I have heard of the Shadow. It is that part of ourselves that we do not acknowledge. It is the unlived life. It is the dog we do not feed. It is the devil, but it is not evil; it is our salvation from our own egos. I’ve never heard of this definition until lately.
The shadow is necessary, and it is intrinsically a part of us. Our western, christian culture refuses to accept it. We see divinity as the Holy Trinity: The Creator, the Love, the Breath. But the tripod of the divine is incomplete; we need the fourth leg, the Reality, to round it out. That is the shadow, that is what grounds us, that is what bridges the chasm between sacred and profane and allows us to cross over while still in this life. If our heads are in the stars, then our feet are in the clouds; we lose our footing, and the shadow is there to keep us anchored.
It is my goal, then, to discover the parts of myself and my ego that are in the shadow. It may kill me, it may be a crucible, a fire that disfigures me. In identifying what is seen, I may discover what is unseen, and though I may not like it nor put it on display, it must be recognized if I am to be made whole. Consider the unlikely union of the characters Faust and his tempter Mephistopheles; they are polar opposites, but by the end of the story, they are tempered by each other and become parts of the same whole. Both achieve salvation.
Day requires night; this is a known fact to me, but seldom do I apply it to my own ego. I hide a lot of ugly baggage, and it is time for me to step into my own shadow, identify the baggage, and either unpack it or eject it from my soul. Relocation of the personality’s center of gravity is a form of suicide; I’d rather my ego die than my body. I could use some selflessness right now.

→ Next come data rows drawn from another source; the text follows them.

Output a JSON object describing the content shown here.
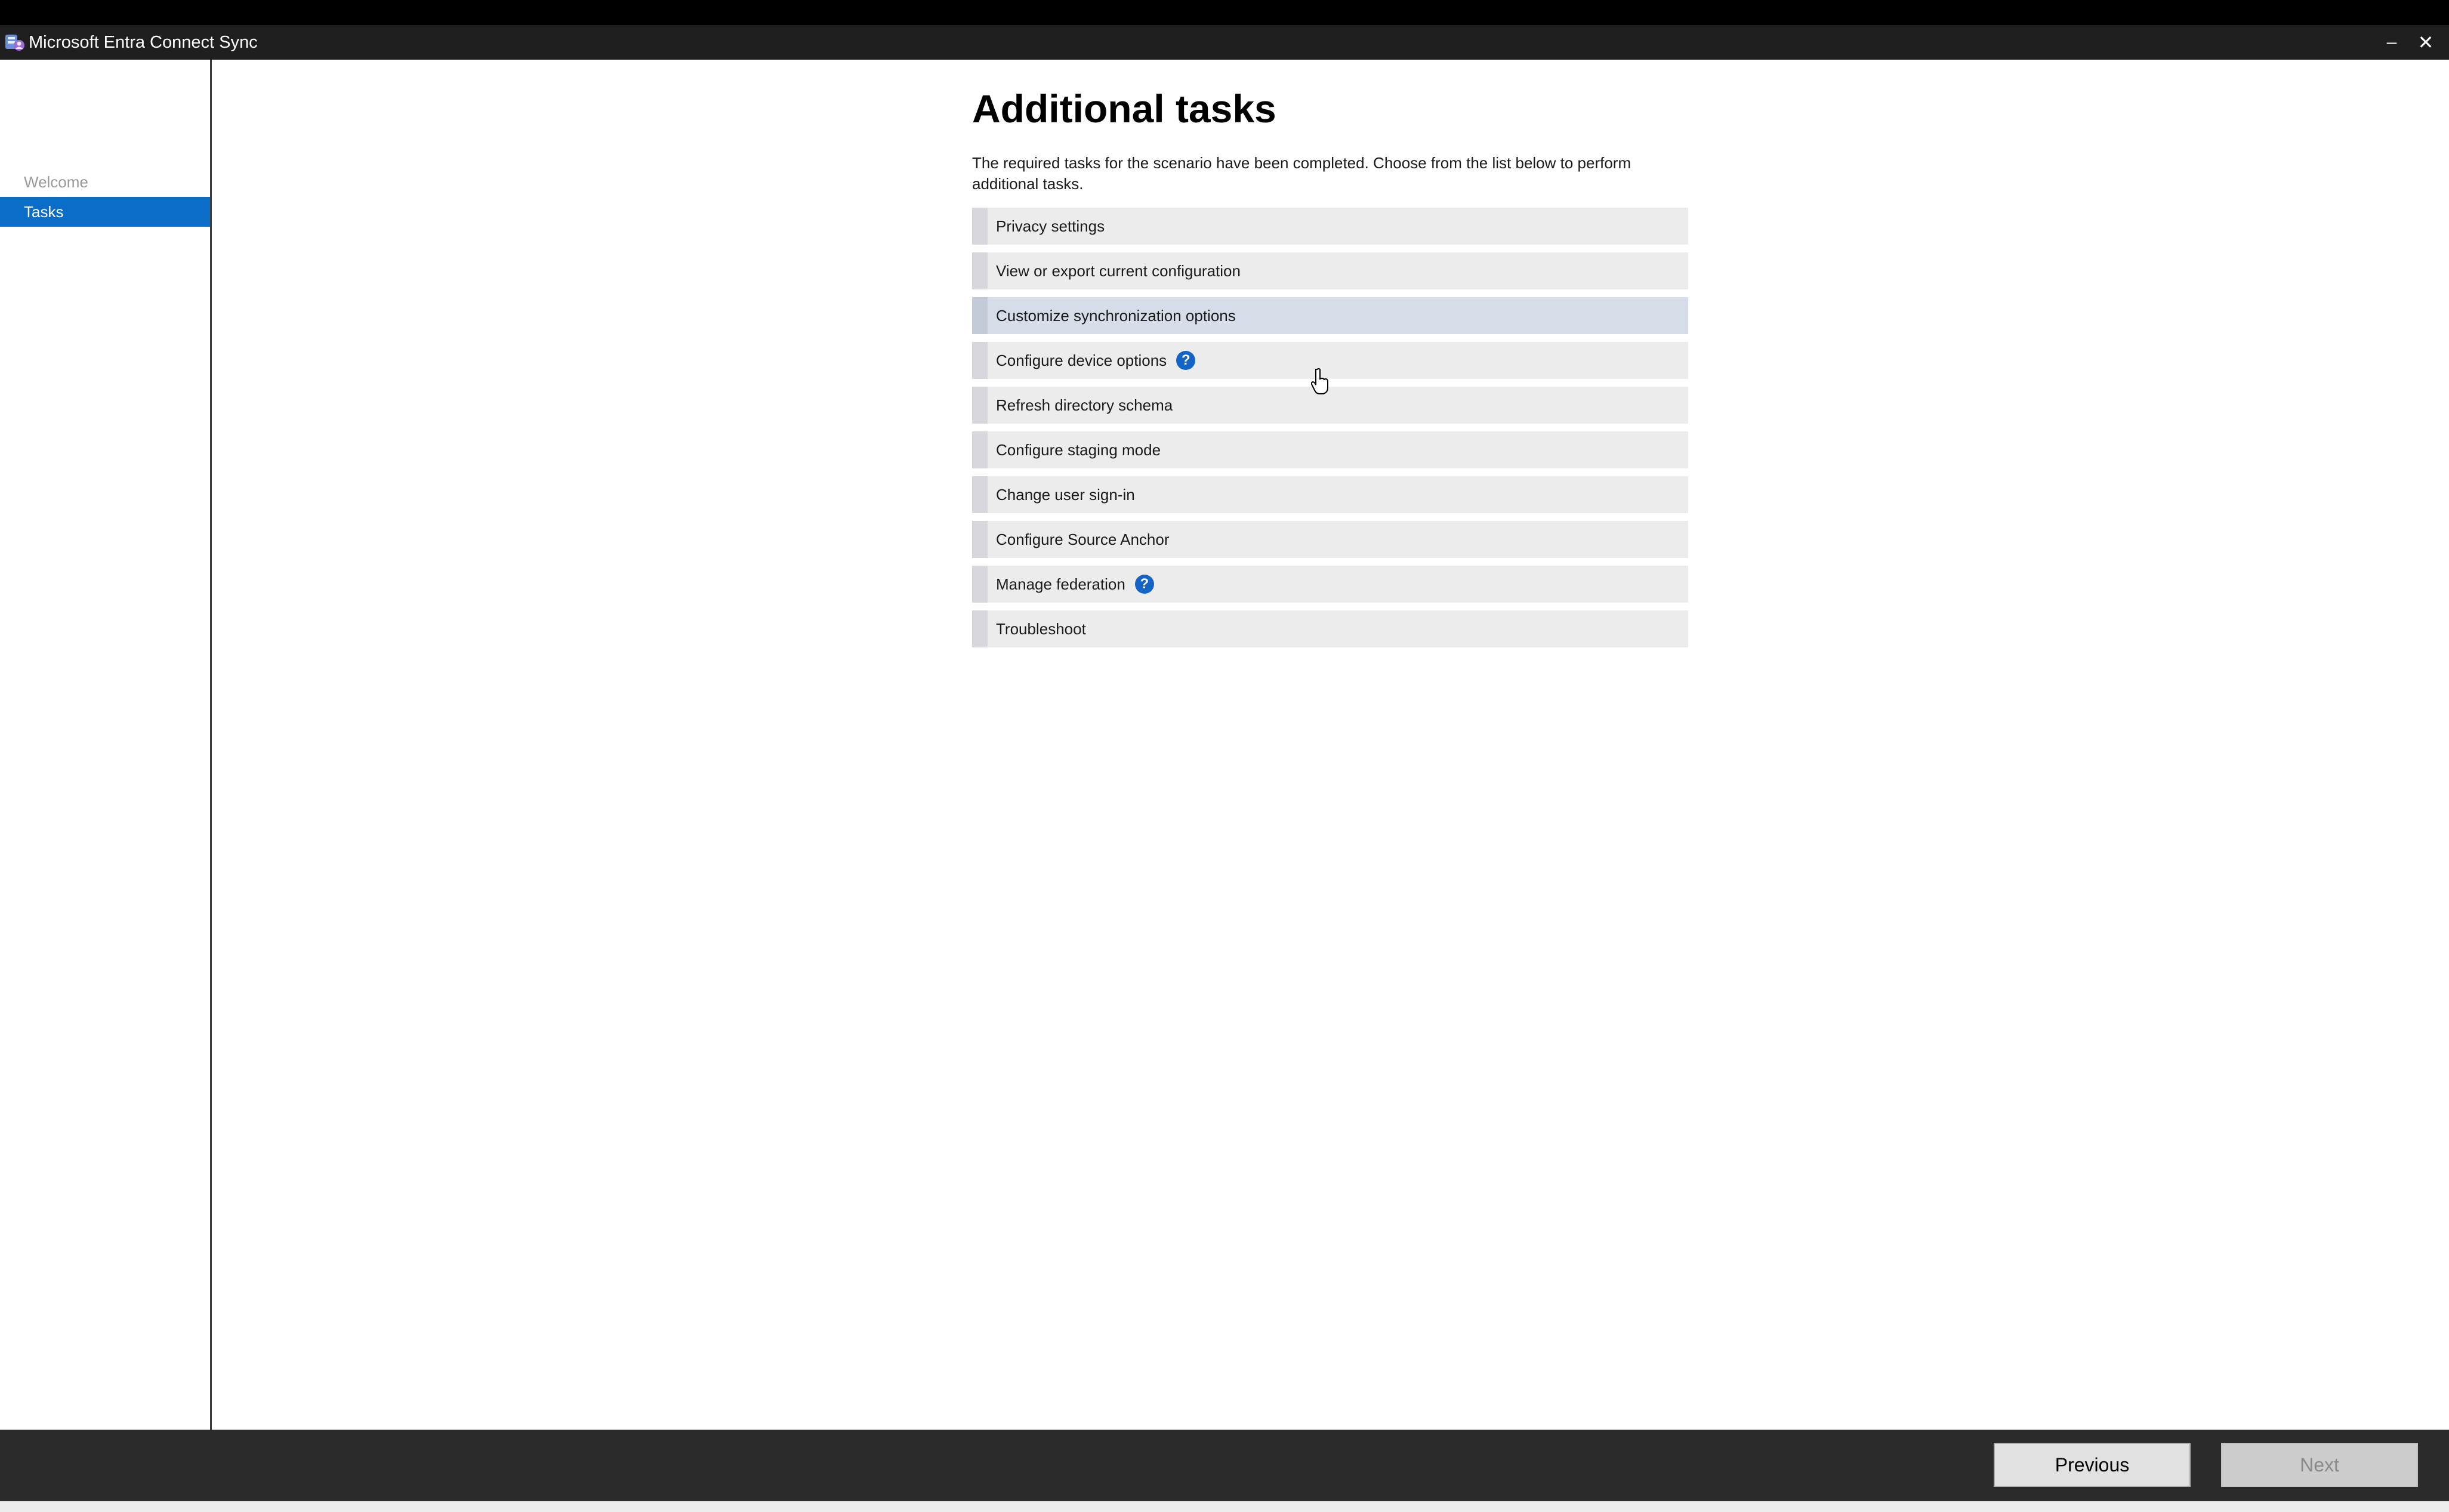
{
  "window": {
    "title": "Microsoft Entra Connect Sync",
    "minimize_glyph": "–",
    "close_glyph": "✕",
    "icon": "entra-connect-app-icon"
  },
  "sidebar": {
    "items": [
      {
        "label": "Welcome",
        "state": "disabled"
      },
      {
        "label": "Tasks",
        "state": "selected"
      }
    ]
  },
  "main": {
    "title": "Additional tasks",
    "description": "The required tasks for the scenario have been completed. Choose from the list below to perform additional tasks.",
    "tasks": [
      {
        "label": "Privacy settings"
      },
      {
        "label": "View or export current configuration"
      },
      {
        "label": "Customize synchronization options",
        "hovered": true
      },
      {
        "label": "Configure device options",
        "help": "?"
      },
      {
        "label": "Refresh directory schema"
      },
      {
        "label": "Configure staging mode"
      },
      {
        "label": "Change user sign-in"
      },
      {
        "label": "Configure Source Anchor"
      },
      {
        "label": "Manage federation",
        "help": "?"
      },
      {
        "label": "Troubleshoot"
      }
    ]
  },
  "footer": {
    "previous_label": "Previous",
    "next_label": "Next",
    "next_enabled": false
  },
  "colors": {
    "selection": "#0a6ec8",
    "help_icon": "#1463c6",
    "hover_row": "#d6dde8"
  }
}
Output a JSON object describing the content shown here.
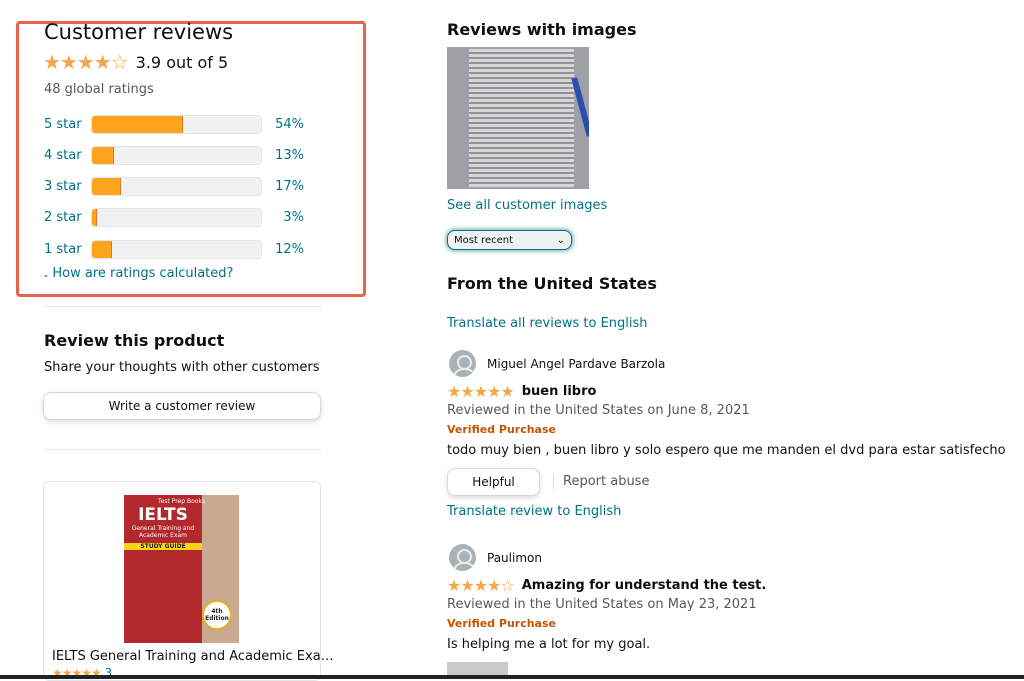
{
  "summary": {
    "title": "Customer reviews",
    "stars": "★★★★☆",
    "rating_text": "3.9 out of 5",
    "rating": 3.9,
    "global_ratings": "48 global ratings",
    "histogram": [
      {
        "label": "5 star",
        "pct": "54%",
        "value": 54
      },
      {
        "label": "4 star",
        "pct": "13%",
        "value": 13
      },
      {
        "label": "3 star",
        "pct": "17%",
        "value": 17
      },
      {
        "label": "2 star",
        "pct": "3%",
        "value": 3
      },
      {
        "label": "1 star",
        "pct": "12%",
        "value": 12
      }
    ],
    "how_calculated": "How are ratings calculated?"
  },
  "review_product": {
    "title": "Review this product",
    "subtitle": "Share your thoughts with other customers",
    "button": "Write a customer review"
  },
  "ad": {
    "cover_brand": "Test Prep Books",
    "cover_title": "IELTS",
    "cover_sub": "General Training and Academic Exam",
    "cover_guide": "STUDY GUIDE",
    "cover_edition": "4th Edition",
    "title": "IELTS General Training and Academic Exa…",
    "stars": "★★★★★",
    "count": "3"
  },
  "images": {
    "title": "Reviews with images",
    "see_all": "See all customer images"
  },
  "sort": {
    "selected": "Most recent"
  },
  "us": {
    "title": "From the United States",
    "translate_all": "Translate all reviews to English"
  },
  "reviews": [
    {
      "author": "Miguel Angel Pardave Barzola",
      "stars": "★★★★★",
      "rating": 5,
      "title": "buen libro",
      "meta": "Reviewed in the United States on June 8, 2021",
      "verified": "Verified Purchase",
      "body": "todo muy bien , buen libro y solo espero que me manden el dvd para estar satisfecho",
      "helpful": "Helpful",
      "report": "Report abuse",
      "translate": "Translate review to English"
    },
    {
      "author": "Paulimon",
      "stars": "★★★★☆",
      "rating": 4,
      "title": "Amazing for understand the test.",
      "meta": "Reviewed in the United States on May 23, 2021",
      "verified": "Verified Purchase",
      "body": "Is helping me a lot for my goal."
    }
  ]
}
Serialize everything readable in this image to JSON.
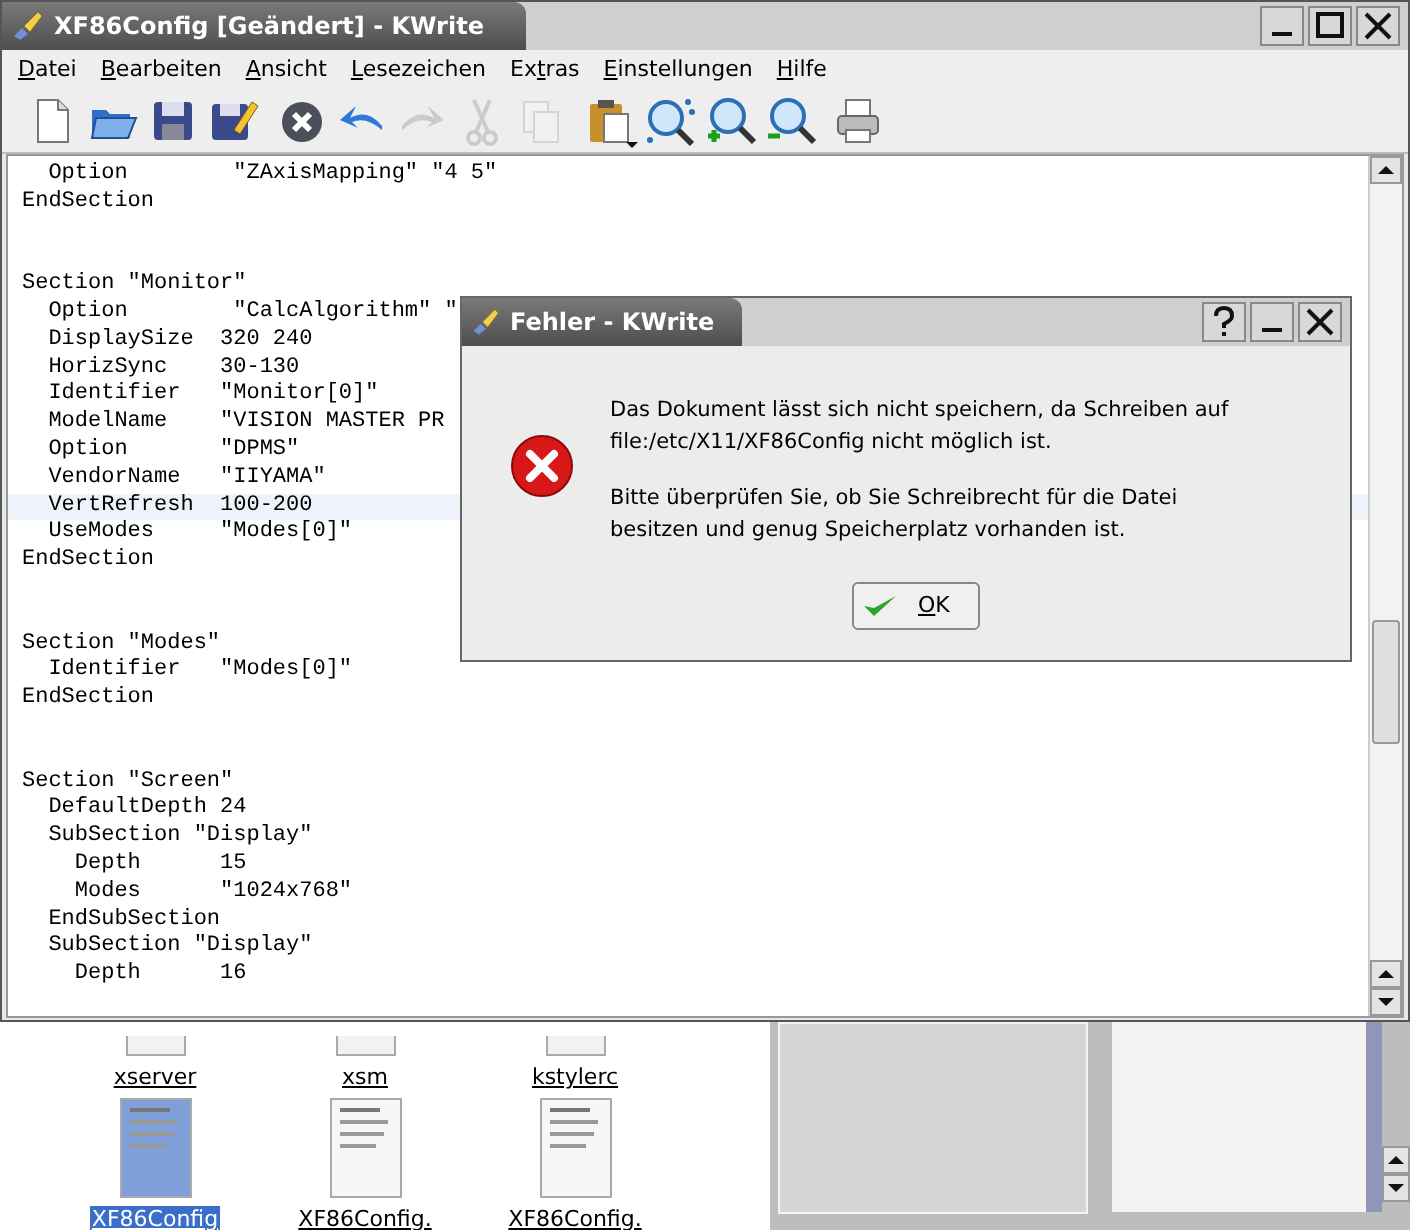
{
  "window": {
    "title": "XF86Config [Geändert] - KWrite"
  },
  "menu": [
    {
      "key": "D",
      "after": "atei"
    },
    {
      "key": "B",
      "after": "earbeiten"
    },
    {
      "key": "A",
      "after": "nsicht"
    },
    {
      "key": "L",
      "after": "esezeichen"
    },
    {
      "before": "Ex",
      "key": "t",
      "after": "ras"
    },
    {
      "key": "E",
      "after": "instellungen"
    },
    {
      "key": "H",
      "after": "ilfe"
    }
  ],
  "toolbar": [
    {
      "kind": "new",
      "disabled": false
    },
    {
      "kind": "open",
      "disabled": false
    },
    {
      "kind": "save",
      "disabled": false
    },
    {
      "kind": "saveas",
      "disabled": false
    },
    {
      "kind": "close",
      "disabled": false
    },
    {
      "kind": "undo",
      "disabled": false
    },
    {
      "kind": "redo",
      "disabled": true
    },
    {
      "kind": "cut",
      "disabled": true
    },
    {
      "kind": "copy",
      "disabled": true
    },
    {
      "kind": "paste",
      "disabled": false
    },
    {
      "kind": "find",
      "disabled": false
    },
    {
      "kind": "zoomin",
      "disabled": false
    },
    {
      "kind": "zoomout",
      "disabled": false
    },
    {
      "kind": "print",
      "disabled": false
    }
  ],
  "editor": {
    "blocks": [
      {
        "lines": [
          {
            "text": "  Option        \"ZAxisMapping\" \"4 5\"",
            "current": false
          },
          {
            "text": "EndSection",
            "current": false
          }
        ]
      },
      {
        "lines": [
          {
            "text": "Section \"Monitor\"",
            "current": false
          },
          {
            "text": "  Option        \"CalcAlgorithm\" \"",
            "current": false
          },
          {
            "text": "  DisplaySize  320 240",
            "current": false
          },
          {
            "text": "  HorizSync    30-130",
            "current": false
          },
          {
            "text": "  Identifier   \"Monitor[0]\"",
            "current": false
          },
          {
            "text": "  ModelName    \"VISION MASTER PR",
            "current": false
          },
          {
            "text": "  Option       \"DPMS\"",
            "current": false
          },
          {
            "text": "  VendorName   \"IIYAMA\"",
            "current": false
          },
          {
            "text": "  VertRefresh  100-200",
            "current": true
          },
          {
            "text": "  UseModes     \"Modes[0]\"",
            "current": false
          },
          {
            "text": "EndSection",
            "current": false
          }
        ]
      },
      {
        "lines": [
          {
            "text": "Section \"Modes\"",
            "current": false
          },
          {
            "text": "  Identifier   \"Modes[0]\"",
            "current": false
          },
          {
            "text": "EndSection",
            "current": false
          }
        ]
      },
      {
        "lines": [
          {
            "text": "Section \"Screen\"",
            "current": false
          },
          {
            "text": "  DefaultDepth 24",
            "current": false
          },
          {
            "text": "  SubSection \"Display\"",
            "current": false
          },
          {
            "text": "    Depth      15",
            "current": false
          },
          {
            "text": "    Modes      \"1024x768\"",
            "current": false
          },
          {
            "text": "  EndSubSection",
            "current": false
          },
          {
            "text": "  SubSection \"Display\"",
            "current": false
          },
          {
            "text": "    Depth      16",
            "current": false
          }
        ]
      }
    ]
  },
  "files": [
    {
      "name": "xserver",
      "selected": false,
      "kind": "cut"
    },
    {
      "name": "xsm",
      "selected": false,
      "kind": "cut"
    },
    {
      "name": "kstylerc",
      "selected": false,
      "kind": "cut"
    },
    {
      "name": "XF86Config",
      "selected": true,
      "kind": "doc"
    },
    {
      "name": "XF86Config.",
      "selected": false,
      "kind": "doc"
    },
    {
      "name": "XF86Config.",
      "selected": false,
      "kind": "doc"
    }
  ],
  "dialog": {
    "title": "Fehler - KWrite",
    "paragraphs": [
      [
        "Das Dokument lässt sich nicht speichern, da Schreiben auf",
        "file:/etc/X11/XF86Config nicht möglich ist."
      ],
      [
        "Bitte überprüfen Sie, ob Sie Schreibrecht für die Datei",
        "besitzen und genug Speicherplatz vorhanden ist."
      ]
    ],
    "button": {
      "key": "O",
      "after": "K"
    }
  }
}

“Why don’t you die now and enjoy the rest of your life?” — Meizumi Roshi